Grand Prize  >>>>  a Rafflecopter giveaway

Thanks for stopping by, now hop on!

photo credit: shilly shally via photopin cc

My blog is wearing red!

For the next two days my blog will be wearing red in support of Marriage Equality.  (Close enough … yeah, I have a problem with conformity across the board.)  I’ve spent many hours and have had literally thousands of conversations on this subject.  Not because I’m waiting for my chance to buy a marriage license, but because Marriage Equality is symbolic.  It’s symbolic of the struggle that’s been going on forever—the struggle to be treated equally, to be accepted for who we are.

I try not to get too political in this space but when politics and love intersect I figure it’s fair game for Romance authors.  Same-sex marriage and LGBTQ equality are the civil rights issues of the 21st Century, and something I’m very passionate about.

What you and I do, or don’t do, right now will shape the future for people all across the US.  Be on the right side of history with me and support same-sex marriage.  To learn more about how to get involved, click here or find a group close to where you live—we’re everywhere.  😉

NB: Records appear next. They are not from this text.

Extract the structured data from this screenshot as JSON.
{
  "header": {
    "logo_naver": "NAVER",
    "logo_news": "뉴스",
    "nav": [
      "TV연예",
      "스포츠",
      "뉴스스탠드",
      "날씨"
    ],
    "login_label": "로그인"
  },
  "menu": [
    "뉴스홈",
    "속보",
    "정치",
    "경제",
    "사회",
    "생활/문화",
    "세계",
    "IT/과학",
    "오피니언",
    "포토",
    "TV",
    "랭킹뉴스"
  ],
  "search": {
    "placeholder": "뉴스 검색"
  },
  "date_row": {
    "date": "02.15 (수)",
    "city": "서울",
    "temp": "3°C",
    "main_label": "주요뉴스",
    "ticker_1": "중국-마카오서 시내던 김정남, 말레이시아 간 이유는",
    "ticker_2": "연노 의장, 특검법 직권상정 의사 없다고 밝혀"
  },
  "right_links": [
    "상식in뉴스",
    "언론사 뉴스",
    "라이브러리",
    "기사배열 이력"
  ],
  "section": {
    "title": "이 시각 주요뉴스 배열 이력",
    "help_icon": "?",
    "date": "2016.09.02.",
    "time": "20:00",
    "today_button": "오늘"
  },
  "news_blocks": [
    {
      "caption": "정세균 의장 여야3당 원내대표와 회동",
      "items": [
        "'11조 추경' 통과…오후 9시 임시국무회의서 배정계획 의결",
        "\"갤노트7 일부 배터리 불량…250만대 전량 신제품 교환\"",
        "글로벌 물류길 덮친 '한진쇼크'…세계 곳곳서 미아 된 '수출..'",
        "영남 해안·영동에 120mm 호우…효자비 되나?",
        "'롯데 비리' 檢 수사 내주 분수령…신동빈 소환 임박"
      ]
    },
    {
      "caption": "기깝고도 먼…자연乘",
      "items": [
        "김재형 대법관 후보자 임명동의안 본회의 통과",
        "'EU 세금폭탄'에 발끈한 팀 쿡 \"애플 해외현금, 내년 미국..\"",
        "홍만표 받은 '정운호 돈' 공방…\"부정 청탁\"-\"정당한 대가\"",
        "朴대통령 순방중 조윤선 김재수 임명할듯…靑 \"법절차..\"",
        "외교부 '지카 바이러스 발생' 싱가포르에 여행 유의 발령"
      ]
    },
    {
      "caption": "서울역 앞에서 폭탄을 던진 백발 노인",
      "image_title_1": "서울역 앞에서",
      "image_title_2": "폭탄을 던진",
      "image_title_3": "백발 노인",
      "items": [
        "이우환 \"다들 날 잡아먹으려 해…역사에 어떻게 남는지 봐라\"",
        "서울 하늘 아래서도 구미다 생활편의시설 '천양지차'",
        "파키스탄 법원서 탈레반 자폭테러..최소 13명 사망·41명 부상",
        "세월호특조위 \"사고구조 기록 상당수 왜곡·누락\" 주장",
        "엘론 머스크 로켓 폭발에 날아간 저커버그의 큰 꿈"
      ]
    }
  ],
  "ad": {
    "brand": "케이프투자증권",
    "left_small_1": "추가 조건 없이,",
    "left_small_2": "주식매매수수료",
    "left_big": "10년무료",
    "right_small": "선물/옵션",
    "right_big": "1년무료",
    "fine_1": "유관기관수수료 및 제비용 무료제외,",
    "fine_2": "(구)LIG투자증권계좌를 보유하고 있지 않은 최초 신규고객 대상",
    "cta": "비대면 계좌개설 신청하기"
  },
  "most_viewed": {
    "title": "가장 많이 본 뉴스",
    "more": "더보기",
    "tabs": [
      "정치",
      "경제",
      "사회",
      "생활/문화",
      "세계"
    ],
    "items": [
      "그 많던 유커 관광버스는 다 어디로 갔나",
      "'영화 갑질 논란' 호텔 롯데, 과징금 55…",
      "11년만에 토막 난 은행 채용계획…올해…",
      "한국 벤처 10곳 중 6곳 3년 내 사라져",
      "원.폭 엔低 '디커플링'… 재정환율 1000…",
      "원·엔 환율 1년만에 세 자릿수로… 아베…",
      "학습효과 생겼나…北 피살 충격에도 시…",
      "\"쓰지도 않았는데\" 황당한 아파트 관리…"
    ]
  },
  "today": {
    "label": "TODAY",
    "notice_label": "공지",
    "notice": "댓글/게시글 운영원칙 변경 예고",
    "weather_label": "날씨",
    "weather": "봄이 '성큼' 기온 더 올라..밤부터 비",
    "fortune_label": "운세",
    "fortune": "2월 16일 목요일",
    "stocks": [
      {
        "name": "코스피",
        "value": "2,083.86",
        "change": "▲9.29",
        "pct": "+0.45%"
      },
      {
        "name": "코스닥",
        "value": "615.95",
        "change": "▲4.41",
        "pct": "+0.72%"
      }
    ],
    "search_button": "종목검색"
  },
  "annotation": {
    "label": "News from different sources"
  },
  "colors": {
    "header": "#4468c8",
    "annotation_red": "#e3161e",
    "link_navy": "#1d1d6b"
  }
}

Just please don’t call it “gay marriage”.  Same-Sex Marriage, Marriage Equality, the freedom to marry…   Any of these will do.  The term gay marriage marginalizes at least half of the LGBTQ community.  I realize it’s tres mainstream to use that term, but just think about it.  If I were to marry a woman (I should be so lucky!) I’d still be bisexual; I wouldn’t become a lesbian, my queerness would just become more visible to the casual observer.

Thanks to the amazing photographer who made this beautiful “wet heart” image available via photopin.  I may not take it down on Thursday, it’s so gorgeous!

photo credit: seyed mostafa zamani via photopin cc